Dr. Houlihan's attorney said all interview requests had to go through the Tomah VA, but the Tomah VA told America Tonight that any interview decisions would be up to the doctor himself.
The facility's spokeswoman Stephanie McCrobie told America Tonight that the facility had made changes since the inspector general’s report a year ago.
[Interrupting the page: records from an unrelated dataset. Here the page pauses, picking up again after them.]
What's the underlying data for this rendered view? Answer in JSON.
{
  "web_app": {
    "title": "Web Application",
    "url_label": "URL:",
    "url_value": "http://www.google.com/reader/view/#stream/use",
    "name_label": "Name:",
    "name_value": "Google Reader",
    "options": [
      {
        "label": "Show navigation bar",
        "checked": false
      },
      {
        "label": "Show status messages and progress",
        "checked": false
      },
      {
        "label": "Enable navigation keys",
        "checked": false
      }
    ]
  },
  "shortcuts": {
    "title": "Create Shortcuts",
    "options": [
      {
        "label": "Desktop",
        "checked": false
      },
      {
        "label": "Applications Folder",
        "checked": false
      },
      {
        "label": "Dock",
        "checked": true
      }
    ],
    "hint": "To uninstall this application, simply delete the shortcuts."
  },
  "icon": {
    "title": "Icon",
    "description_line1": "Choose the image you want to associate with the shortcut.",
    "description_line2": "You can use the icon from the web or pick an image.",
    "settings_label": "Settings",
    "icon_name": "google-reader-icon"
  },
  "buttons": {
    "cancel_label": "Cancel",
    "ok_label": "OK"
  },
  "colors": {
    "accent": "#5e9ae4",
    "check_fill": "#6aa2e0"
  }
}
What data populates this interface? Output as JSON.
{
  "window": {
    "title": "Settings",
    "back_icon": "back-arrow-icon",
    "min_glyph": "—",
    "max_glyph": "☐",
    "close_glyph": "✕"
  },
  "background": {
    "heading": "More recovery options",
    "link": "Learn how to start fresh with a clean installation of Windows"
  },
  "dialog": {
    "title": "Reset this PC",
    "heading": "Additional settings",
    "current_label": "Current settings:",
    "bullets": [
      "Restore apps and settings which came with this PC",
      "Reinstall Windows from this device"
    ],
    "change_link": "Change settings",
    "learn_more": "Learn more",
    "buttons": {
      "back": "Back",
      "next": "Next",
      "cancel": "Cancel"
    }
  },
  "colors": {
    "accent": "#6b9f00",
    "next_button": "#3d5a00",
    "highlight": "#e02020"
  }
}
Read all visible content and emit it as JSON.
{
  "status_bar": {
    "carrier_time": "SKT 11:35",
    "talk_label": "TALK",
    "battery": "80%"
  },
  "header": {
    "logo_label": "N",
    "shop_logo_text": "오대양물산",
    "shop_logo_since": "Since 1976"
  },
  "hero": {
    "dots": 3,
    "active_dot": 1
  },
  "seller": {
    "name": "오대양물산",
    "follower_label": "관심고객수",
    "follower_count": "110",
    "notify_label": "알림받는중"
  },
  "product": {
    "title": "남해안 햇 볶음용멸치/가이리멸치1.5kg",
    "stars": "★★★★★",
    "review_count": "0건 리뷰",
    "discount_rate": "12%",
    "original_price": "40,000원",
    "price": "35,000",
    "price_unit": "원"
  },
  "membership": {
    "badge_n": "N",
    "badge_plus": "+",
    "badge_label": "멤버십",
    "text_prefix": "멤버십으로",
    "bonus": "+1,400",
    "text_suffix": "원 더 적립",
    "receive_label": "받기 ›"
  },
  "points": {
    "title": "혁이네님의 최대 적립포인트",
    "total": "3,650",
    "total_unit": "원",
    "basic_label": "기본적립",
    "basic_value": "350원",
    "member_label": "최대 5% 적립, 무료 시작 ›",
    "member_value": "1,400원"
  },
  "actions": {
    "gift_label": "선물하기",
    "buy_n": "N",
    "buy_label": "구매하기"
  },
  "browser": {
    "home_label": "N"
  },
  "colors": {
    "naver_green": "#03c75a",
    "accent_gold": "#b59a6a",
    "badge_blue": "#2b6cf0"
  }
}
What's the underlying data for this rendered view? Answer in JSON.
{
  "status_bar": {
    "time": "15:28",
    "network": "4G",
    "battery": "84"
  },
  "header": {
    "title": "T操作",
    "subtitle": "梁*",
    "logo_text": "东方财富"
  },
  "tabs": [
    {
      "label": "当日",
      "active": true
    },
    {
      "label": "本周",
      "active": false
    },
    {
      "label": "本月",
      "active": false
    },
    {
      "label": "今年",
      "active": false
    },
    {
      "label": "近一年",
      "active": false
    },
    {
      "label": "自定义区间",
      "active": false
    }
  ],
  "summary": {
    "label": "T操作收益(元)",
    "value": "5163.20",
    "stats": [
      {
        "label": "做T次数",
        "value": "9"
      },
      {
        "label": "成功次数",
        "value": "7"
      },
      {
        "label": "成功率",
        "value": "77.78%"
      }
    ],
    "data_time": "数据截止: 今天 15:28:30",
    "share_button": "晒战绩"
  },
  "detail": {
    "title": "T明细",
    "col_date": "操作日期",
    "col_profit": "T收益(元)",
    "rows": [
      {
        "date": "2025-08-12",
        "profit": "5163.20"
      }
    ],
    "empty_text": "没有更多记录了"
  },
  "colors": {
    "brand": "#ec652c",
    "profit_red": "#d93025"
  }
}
For example, she said the Tomah VA had appointed a pain management physician to “oversee the patients with the highest opiate usage at the facility” and ensure that their psychiatric care is separated from their pain care.
“I think we’ve seen tremendous strides in how the facility’s addressing opiate usage with our veteran patients,” McCrobie told us before the release of the VA's latest review.
The VA's clinical review from earlier this month examined the medical records of 18 patients and discovered in a third of those cases there had been incidents of "patient harm," such as falls, "that could be at least partially attributable to prescribing practices.” In half the cases, the team of experts found that practitioners at Tomah didn't adjust treatment plans even when patients displayed "aberrant behaviors."
The Simcakoskis say they repeatedly urged the facility to cut back on their son's prescriptions.
"I always fought for reduction in meds," said Marv Simcakoskis. "But it seemed like I always lost."